Having cycled the route many times, I could foresee the four impending climbs ahead and mentally split the journey up into manageable chunks; the level run to Tresta, Tresta-Wadbister, Wadbister-Veensgarth, Veensgarth-Bridge of Fitch, Bridge of Fitch-Lerwick. The rain started and added insult to the headwind's injury, speed was cut to less than seven miles per hour on the flat. Then the Garmin ran out of power and died a few miles short of Bixter, I was cycling 'blind'.
The gradient started at Tresta for the long climb over to Weisdale and it was a struggle to maintain forward motion. It really was fairly unpleasant and visibility was cut by the spray from passing vehicles. The countryside was lovely though and views improved in proportion to the elevation. After a long steady grind, the summit was rounded and the long run down the valley side was the reward. This was largely north and after rounding the voe, largely south; welcome respite from the wind.

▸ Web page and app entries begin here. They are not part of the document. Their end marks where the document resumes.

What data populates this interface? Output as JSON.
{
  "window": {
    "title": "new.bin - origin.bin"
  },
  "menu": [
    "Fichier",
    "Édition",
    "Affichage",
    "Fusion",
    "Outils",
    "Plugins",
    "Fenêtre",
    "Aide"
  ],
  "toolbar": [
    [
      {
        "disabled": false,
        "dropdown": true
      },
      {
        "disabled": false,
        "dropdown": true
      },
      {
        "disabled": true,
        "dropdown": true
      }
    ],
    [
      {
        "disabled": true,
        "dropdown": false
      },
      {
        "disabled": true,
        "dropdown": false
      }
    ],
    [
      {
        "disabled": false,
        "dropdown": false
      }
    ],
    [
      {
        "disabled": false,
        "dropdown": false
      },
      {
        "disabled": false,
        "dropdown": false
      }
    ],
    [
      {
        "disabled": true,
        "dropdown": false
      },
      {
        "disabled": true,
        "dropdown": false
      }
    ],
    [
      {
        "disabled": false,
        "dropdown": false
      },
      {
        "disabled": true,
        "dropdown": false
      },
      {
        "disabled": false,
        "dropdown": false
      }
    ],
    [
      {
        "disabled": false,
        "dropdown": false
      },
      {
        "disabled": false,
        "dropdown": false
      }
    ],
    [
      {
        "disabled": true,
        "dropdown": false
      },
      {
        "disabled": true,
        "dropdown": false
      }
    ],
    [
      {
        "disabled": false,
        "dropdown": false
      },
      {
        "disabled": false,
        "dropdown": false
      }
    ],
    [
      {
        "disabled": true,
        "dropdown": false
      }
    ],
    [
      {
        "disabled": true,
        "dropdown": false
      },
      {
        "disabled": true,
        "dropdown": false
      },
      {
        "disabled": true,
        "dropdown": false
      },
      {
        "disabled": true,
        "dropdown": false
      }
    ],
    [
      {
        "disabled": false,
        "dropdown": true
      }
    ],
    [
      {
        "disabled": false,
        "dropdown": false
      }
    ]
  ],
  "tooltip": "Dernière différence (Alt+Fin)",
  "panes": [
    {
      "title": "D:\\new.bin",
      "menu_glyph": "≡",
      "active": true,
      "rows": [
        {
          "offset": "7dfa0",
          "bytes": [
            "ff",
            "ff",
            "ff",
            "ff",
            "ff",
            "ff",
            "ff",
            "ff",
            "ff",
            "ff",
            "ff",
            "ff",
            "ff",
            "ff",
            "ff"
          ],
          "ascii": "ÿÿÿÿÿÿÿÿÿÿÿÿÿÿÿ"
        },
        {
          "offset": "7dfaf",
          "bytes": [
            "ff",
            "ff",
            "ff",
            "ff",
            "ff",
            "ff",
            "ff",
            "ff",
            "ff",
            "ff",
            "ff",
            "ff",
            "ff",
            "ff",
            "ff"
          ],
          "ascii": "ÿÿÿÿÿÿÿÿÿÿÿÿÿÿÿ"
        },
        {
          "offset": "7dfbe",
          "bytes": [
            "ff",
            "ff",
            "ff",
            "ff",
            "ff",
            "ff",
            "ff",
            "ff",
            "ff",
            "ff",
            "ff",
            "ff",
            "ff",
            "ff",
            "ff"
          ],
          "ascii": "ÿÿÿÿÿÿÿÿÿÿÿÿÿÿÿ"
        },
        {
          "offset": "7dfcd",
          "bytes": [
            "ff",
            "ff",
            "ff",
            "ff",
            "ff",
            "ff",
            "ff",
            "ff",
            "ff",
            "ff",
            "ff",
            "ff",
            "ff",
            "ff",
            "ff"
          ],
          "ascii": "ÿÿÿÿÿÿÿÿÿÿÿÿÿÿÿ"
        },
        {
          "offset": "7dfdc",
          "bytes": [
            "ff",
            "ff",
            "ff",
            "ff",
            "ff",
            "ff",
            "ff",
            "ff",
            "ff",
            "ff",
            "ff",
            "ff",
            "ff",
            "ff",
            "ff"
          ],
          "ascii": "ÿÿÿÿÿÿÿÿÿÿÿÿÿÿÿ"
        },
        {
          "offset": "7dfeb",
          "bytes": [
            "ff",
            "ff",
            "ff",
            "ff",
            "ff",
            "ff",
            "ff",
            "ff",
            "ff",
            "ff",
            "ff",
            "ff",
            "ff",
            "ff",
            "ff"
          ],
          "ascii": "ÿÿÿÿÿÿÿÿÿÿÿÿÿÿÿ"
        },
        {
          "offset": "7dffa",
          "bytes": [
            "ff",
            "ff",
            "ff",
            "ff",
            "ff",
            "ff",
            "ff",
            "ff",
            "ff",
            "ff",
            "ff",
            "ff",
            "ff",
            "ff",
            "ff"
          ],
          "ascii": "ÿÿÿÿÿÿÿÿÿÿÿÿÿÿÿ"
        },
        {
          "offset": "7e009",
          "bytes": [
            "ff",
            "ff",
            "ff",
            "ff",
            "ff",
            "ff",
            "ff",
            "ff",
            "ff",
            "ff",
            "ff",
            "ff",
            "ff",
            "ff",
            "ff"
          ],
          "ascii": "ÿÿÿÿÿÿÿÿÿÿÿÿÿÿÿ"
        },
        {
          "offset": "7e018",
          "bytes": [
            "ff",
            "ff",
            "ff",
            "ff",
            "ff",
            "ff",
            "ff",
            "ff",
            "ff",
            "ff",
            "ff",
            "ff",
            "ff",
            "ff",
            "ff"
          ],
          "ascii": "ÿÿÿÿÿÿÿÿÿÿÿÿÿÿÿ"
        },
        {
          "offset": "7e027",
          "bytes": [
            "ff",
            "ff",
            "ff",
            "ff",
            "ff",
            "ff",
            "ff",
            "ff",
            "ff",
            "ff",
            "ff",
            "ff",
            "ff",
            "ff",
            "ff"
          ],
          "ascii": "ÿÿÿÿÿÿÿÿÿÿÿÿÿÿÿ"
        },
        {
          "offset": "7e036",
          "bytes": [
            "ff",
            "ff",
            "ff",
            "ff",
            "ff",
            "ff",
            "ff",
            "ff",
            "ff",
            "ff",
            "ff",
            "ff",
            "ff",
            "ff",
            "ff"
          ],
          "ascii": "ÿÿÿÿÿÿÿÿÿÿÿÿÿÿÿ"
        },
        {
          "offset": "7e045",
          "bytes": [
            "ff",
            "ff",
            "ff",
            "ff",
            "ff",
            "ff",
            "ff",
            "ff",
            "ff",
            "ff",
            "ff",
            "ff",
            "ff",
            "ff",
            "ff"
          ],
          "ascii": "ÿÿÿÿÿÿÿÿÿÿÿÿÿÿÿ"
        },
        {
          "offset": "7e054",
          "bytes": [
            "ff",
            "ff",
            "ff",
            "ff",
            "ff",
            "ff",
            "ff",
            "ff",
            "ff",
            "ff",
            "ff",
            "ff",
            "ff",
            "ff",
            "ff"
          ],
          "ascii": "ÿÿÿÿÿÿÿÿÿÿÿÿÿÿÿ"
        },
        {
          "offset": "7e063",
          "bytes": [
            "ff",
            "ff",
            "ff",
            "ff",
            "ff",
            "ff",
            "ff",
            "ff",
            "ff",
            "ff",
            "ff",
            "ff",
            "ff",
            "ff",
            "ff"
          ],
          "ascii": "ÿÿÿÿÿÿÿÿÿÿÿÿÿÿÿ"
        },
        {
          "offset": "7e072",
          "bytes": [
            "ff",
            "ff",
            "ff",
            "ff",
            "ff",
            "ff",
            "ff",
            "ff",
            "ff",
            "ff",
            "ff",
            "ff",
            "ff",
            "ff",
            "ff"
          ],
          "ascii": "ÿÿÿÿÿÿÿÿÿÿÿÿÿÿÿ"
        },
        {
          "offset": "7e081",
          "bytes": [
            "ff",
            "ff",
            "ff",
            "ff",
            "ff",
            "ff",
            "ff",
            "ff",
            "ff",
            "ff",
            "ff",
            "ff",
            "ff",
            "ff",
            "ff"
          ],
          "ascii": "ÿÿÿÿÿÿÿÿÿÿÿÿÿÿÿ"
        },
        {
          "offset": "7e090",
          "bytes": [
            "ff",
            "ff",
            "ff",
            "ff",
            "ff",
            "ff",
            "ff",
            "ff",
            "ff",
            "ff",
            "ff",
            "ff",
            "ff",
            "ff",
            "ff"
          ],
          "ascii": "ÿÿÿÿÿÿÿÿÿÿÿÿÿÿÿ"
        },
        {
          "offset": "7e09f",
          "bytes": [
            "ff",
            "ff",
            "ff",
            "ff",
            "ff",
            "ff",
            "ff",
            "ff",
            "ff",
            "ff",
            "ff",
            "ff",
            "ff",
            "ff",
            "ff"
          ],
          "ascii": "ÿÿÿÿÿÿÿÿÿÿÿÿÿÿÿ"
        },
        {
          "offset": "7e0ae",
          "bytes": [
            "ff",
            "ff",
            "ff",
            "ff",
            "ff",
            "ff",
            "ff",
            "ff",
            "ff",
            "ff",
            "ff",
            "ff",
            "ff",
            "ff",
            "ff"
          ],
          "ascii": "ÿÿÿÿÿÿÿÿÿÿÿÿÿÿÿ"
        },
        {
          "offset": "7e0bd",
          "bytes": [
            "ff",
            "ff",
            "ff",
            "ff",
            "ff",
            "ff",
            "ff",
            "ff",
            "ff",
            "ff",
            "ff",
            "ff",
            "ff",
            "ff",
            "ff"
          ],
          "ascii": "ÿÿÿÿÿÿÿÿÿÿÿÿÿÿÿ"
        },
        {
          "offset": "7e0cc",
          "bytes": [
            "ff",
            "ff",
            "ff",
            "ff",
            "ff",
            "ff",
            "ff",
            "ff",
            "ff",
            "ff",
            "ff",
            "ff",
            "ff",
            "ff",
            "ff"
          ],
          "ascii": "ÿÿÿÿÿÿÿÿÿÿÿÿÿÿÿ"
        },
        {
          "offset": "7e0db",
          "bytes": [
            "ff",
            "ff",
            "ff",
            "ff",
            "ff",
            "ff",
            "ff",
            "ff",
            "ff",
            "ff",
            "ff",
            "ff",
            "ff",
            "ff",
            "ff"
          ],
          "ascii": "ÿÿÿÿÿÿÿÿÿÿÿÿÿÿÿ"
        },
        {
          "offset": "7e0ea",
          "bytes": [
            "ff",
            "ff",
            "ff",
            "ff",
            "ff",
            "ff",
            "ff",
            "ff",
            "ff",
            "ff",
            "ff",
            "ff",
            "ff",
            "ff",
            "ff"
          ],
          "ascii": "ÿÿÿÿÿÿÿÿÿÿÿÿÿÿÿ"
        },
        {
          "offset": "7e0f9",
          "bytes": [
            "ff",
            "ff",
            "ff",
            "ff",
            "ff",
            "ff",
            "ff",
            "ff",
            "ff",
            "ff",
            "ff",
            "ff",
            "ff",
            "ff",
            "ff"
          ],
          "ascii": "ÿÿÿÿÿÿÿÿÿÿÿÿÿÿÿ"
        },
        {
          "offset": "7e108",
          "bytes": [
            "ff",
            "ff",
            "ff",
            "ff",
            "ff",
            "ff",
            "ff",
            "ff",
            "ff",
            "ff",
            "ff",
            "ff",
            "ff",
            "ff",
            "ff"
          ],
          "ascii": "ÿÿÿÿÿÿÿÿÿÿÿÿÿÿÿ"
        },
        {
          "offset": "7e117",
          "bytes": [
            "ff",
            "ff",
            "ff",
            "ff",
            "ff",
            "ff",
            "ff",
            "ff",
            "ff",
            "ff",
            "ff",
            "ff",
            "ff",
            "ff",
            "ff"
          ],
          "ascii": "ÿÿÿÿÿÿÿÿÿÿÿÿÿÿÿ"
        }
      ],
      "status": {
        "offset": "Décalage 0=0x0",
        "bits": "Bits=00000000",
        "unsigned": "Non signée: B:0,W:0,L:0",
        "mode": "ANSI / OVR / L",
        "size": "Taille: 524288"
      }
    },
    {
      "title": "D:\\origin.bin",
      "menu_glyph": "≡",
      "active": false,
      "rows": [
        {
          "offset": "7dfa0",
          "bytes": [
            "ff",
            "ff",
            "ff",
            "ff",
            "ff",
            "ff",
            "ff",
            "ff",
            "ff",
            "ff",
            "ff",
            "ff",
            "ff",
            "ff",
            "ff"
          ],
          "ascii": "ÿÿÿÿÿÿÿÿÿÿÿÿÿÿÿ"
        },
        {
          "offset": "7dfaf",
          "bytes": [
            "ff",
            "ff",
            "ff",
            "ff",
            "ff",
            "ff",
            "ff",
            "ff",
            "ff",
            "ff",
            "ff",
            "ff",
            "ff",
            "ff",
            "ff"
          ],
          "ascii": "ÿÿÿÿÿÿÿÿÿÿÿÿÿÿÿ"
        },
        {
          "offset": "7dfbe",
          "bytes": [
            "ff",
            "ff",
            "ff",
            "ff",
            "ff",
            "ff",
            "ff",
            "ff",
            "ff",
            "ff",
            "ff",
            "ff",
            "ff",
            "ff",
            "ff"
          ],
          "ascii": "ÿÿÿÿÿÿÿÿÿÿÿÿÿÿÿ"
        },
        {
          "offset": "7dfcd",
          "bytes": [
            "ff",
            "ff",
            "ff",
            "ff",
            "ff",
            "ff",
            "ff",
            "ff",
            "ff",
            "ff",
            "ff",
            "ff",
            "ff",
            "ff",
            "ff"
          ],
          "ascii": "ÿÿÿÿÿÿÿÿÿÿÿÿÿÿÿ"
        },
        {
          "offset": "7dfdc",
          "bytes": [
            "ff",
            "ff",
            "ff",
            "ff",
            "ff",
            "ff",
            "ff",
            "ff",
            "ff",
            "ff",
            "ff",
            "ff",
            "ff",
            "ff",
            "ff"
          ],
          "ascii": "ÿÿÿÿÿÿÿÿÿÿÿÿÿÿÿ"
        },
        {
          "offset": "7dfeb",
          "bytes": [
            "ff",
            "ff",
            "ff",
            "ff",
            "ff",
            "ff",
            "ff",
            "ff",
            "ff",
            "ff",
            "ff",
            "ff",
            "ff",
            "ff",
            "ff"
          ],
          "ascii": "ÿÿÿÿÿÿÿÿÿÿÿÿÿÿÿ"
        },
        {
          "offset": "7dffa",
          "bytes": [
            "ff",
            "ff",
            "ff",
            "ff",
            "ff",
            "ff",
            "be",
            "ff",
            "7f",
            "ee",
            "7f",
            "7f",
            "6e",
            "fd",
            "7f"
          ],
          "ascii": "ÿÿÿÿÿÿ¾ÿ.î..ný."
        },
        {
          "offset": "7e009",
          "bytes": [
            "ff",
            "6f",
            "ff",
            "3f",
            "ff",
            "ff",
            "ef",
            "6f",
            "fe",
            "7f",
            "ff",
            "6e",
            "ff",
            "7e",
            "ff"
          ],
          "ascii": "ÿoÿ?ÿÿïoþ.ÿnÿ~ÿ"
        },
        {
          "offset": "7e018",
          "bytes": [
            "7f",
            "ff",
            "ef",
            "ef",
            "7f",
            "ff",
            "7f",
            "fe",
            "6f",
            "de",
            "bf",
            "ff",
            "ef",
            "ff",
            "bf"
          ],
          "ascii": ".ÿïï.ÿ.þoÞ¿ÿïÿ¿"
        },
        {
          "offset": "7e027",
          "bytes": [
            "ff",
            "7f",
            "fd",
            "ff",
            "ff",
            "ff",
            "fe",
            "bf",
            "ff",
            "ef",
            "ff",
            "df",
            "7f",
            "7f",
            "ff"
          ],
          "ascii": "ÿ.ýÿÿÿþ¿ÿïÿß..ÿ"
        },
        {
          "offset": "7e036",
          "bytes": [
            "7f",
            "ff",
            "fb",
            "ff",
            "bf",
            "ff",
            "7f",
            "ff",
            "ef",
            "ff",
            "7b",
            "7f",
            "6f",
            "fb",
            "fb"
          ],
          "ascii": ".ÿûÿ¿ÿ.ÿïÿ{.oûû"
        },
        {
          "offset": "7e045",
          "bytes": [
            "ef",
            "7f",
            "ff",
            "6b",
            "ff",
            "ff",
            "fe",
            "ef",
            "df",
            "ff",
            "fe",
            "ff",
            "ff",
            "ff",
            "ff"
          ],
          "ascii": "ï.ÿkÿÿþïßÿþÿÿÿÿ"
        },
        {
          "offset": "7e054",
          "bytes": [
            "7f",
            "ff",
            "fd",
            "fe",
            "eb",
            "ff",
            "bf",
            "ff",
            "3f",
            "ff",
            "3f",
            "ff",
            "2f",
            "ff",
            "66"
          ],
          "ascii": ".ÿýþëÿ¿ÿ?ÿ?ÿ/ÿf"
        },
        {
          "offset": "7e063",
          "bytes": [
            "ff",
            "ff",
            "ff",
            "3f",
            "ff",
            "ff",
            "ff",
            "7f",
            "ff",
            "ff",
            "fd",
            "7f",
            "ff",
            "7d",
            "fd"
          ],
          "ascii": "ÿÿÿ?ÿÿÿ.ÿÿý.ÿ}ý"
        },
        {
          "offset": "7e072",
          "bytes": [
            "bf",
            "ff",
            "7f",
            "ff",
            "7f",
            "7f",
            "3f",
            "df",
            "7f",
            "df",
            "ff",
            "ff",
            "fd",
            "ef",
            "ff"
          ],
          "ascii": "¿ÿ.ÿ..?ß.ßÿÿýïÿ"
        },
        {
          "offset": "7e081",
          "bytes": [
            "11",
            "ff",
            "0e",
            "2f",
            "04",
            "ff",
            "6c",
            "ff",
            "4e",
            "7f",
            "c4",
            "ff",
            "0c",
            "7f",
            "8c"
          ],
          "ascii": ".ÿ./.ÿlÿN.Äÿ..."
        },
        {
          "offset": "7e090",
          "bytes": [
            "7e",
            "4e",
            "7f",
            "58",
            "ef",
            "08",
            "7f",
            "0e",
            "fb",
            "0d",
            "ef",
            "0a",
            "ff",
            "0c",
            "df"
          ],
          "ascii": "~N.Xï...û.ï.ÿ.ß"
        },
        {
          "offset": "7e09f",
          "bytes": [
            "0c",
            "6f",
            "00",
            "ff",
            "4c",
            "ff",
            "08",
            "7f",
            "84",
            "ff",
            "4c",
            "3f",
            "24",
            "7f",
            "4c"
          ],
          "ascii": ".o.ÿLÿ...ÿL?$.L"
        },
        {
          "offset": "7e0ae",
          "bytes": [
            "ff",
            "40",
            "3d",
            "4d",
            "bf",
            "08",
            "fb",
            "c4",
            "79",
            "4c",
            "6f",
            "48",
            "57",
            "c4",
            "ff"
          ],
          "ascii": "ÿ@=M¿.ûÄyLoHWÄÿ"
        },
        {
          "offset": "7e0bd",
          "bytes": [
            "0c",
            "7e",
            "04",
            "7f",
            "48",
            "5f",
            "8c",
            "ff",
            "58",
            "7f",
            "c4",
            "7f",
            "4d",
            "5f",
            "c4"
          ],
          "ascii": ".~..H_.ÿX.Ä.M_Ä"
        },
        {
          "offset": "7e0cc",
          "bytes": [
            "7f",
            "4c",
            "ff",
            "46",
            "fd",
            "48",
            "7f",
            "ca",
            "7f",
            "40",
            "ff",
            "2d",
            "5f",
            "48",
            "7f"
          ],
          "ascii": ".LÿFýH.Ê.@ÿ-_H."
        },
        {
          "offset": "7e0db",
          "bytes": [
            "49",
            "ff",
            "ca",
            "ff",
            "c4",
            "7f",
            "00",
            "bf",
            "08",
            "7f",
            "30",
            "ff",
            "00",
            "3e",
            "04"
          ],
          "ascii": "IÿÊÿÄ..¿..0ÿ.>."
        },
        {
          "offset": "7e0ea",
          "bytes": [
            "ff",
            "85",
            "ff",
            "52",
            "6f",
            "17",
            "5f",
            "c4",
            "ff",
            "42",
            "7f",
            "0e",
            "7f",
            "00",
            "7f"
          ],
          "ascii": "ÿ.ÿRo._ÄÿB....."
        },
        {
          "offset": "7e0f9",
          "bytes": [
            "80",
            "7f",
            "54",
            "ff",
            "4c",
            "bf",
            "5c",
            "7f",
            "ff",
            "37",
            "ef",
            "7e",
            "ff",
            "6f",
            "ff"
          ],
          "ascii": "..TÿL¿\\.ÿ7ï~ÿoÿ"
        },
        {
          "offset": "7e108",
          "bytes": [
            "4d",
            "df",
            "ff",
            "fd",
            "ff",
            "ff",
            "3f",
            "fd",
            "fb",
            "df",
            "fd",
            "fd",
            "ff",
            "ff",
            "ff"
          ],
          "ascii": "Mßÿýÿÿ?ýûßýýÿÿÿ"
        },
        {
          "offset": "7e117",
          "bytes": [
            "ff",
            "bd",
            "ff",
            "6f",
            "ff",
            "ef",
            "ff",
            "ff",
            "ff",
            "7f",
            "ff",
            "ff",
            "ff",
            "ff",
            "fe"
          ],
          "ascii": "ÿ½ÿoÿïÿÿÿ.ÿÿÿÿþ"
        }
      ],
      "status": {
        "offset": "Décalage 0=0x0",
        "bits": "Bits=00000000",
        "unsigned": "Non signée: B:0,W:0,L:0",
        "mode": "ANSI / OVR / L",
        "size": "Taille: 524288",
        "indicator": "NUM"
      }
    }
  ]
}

The whole scenario was repeated for the climb out of Weisdale, beginning at the Nesbister turning. Its a strange thing but I tend not to take photographs in bad weather. As a result, such days seem to disappear from the record leaving an impression of constant sunshine. This day was a case in point, I was soaked to the skin by the time I reached Veensgarth.
I noticed another touring cyclist behind me as I started the climb by the Herrislea House Hotel. He and his partner had been touring the northern islands and were now heading for Quarff. They decided to stop at the hotel for refreshments. I decided to turn on the Garmin to make it record the present location using its meagre battery life, then it died again.
After the slightly scary run down to Bridge of Fitch in the rain, spray and fog, I decided to stop in a lay-by above the golf course. The last of the emergency tea was very welcome and I marvelled at the flask's enhancement of my touring kit. A few chocolate lumps later I was grinding up the last hill before Lerwick.
In the appalling weather, it seemed like a good idea to turn right at the top onto Ladies Drive, following national cycling route 1. This not only avoided the traffic but also allowed for any possible embarrassment following wet braking difficulty on the descent. The welcome sight of Holmsgarth ferry terminal hove into view but to my shock, horror and disbelief, the ferry was obvious by its absence.
A million thoughts and fears flashed through my head; had it disembarked early; was I late; was it still in Aberdeen; had it sunk? In a slight but growing panic, I sprinted into the car park, propped up the bike and ventured into the terminal building.
Two leather clad motor cyclists were walking away from the check-in desk and told me helpfully that I'd missed the boat. The nice lady at the desk calmed my fears, the ferry was in fact out on event taking people on an afternoon cruise around Bressay. It was due back at 4.00 pm and as if by magic, it appeared behind her through the window.